Rookie sparkplug David Desharnais will not be able to dress with a sprained knee, according to various media reports, and his spot will likely be filled by Swiss defenseman Yannick Weber.

Weber played on the wing in Game 2 of the series when Andrei Kostitsyn was forced to sit out with a foot injury, and he responded by scoring a key insurance goal late in Montreal's 3-1 victory.

"If I get the opportunity to play, I'll be ready," Weber said. "I got a lot of confidence in the last game I played in Boston, so I'll just try to do the same things."

Weber only found out he would be playing in Game 2 after the warm-ups, and he said the situation will be the same Thursday night.

Weber practiced Monday on the point on the Canadiens' top power-play unit, to the right of rookie P.K. Subban, and he brings with him a booming shot that he can release quickly with accuracy.

The spot opposite Subban is normally filled by defenseman James Wisniewski, who is also questionable for Game 6.

Wisniewski hurt himself at some point in the second period of Game 5 and sat out nearly the entire third period and half of the first overtime period before returning at around the eight-minute mark and finishing the game.

If he is unable to play, it could mean Paul Mara would be inserted into the lineup, and Jaroslav Spacek would switch sides to play to the right of Roman Hamrlik on Montreal's second pairing.

While the potential loss of Wisniewski would most definitely hurt the Canadiens' chances of extending this series to a deciding Game 7 in Boston on Wednesday night, the all-but-assured absence of Desharnais should not be understated as a major factor.

In his first 34 games with the Canadiens since his call-up on New Year's Eve, Desharnais notched 22 points, putting him fourth on the team in scoring over that span behind only Subban, Wisniewski and Tomas Plekanec.

But he then finished the season without a point in his final nine games, suggesting he wouldn't be much of a factor in the series.

He wasn't through the first three games, playing limited minutes and struggling to keep up with the pace in his first taste of the Stanley Cup Playoffs. But in Game 4, the 5-foot-7 center emerged as a defensive force, helping shut down Bruins center Patrice Bergeron in the third period after he had racked up 7 shots on goal through 40 minutes.

In Game 5, Desharnais made an impact offensively when he was placed on a line with Scott Gomez and Brian Gionta to start the third period.

"He's had a good series," Bruins coach Claude Julien said. "You think about Martin St. Louis. Desharnais doesn't have the pedigree or the experience, but he certainly has the makings of becoming a player like that."

Except now, Canadiens coach Jacques Martin will not have that player available to him, which will put even more pressure on players like Gomez, Gionta, Plekanec and Michael Cammalleri to produce.

Cammalleri has picked up where he left off last spring, when he led the League in playoff goals with 13 in 19 games. Cammalleri has 7 points in 5 games, giving him one more than Bergeron to lead the series.

But Gomez, Gionta and Plekanec have only 8 points combined, and the Canadiens do not possess enough scoring depth to have much success if those three are not producing.

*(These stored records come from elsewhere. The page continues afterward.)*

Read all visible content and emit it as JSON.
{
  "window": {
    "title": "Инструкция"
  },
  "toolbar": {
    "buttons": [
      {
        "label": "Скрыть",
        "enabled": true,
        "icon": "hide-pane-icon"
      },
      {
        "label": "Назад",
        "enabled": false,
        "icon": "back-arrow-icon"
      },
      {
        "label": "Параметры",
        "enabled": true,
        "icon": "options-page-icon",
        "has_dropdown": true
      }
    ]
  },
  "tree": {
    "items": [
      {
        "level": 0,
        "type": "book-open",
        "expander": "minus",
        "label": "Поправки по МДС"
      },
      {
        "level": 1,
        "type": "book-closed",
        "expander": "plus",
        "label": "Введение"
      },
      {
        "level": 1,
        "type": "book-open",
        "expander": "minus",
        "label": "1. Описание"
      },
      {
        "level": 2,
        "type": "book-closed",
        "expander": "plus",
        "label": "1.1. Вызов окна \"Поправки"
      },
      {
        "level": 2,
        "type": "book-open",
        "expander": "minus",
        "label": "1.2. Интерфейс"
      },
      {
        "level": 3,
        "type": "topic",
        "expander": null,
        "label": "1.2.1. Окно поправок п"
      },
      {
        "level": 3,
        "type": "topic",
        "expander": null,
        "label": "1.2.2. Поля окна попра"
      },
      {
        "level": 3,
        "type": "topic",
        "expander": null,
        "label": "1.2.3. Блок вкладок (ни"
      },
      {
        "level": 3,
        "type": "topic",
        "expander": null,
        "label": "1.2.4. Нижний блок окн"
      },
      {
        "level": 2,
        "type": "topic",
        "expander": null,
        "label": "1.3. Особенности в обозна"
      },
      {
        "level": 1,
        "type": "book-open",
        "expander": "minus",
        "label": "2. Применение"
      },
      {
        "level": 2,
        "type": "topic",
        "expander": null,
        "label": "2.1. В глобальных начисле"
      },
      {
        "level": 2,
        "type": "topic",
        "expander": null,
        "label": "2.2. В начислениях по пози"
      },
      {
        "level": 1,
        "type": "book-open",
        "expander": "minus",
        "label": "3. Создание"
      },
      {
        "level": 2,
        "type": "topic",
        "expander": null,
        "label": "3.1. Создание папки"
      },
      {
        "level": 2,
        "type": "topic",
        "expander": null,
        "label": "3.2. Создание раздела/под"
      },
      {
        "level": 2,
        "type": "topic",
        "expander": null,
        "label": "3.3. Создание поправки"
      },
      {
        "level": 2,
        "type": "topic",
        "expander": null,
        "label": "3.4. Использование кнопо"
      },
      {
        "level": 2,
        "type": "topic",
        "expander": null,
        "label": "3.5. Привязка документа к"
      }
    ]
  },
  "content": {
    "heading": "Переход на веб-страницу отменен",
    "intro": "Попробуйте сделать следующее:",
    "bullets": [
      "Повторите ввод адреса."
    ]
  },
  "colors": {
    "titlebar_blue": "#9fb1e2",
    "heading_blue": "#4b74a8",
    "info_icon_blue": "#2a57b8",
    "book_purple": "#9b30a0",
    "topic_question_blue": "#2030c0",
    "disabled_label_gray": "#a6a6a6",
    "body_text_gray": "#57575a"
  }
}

"Being an older guy, yeah, that's what's expected of you," Gomez said Monday. "The young guys are going to look up to you, look for you to lead."

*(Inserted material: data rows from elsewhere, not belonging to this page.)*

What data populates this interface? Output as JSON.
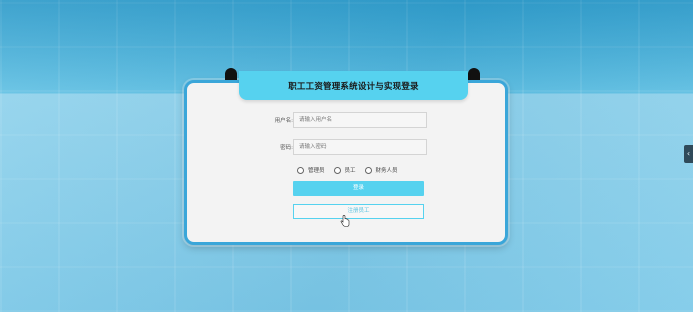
{
  "login": {
    "title": "职工工资管理系统设计与实现登录",
    "username_label": "用户名:",
    "username_placeholder": "请输入用户名",
    "password_label": "密码:",
    "password_placeholder": "请输入密码",
    "roles": [
      "管理员",
      "员工",
      "财务人员"
    ],
    "login_button": "登录",
    "register_button": "注册员工"
  },
  "side_tab": {
    "glyph": "‹"
  },
  "colors": {
    "accent": "#56d2ef",
    "border": "#3aa6d9",
    "card": "#f3f3f3"
  }
}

Despite the Canadiens' desperate situation, the room was quite loose after Tuesday morning's optional skate. The benefit of the team's core leadership group having won five straight elimination games last spring was rather evident.

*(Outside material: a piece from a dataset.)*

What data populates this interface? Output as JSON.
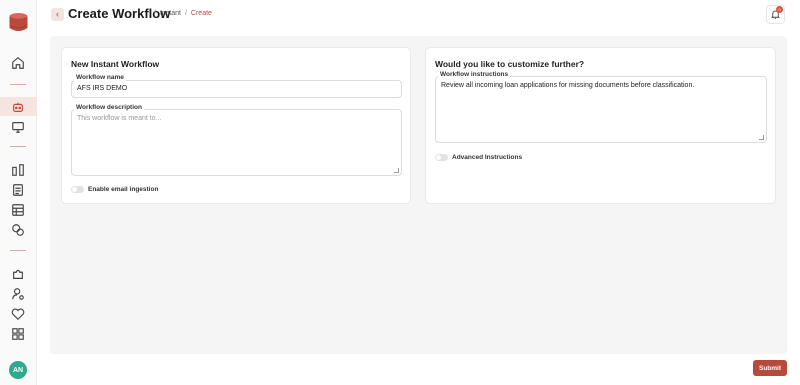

"I really think that if we play a good game that we'll win, I'm confident in that," Cammalleri said, perfectly calmly. "I don't find it stressful, I find it exciting. It's an opportunity, that's what it is."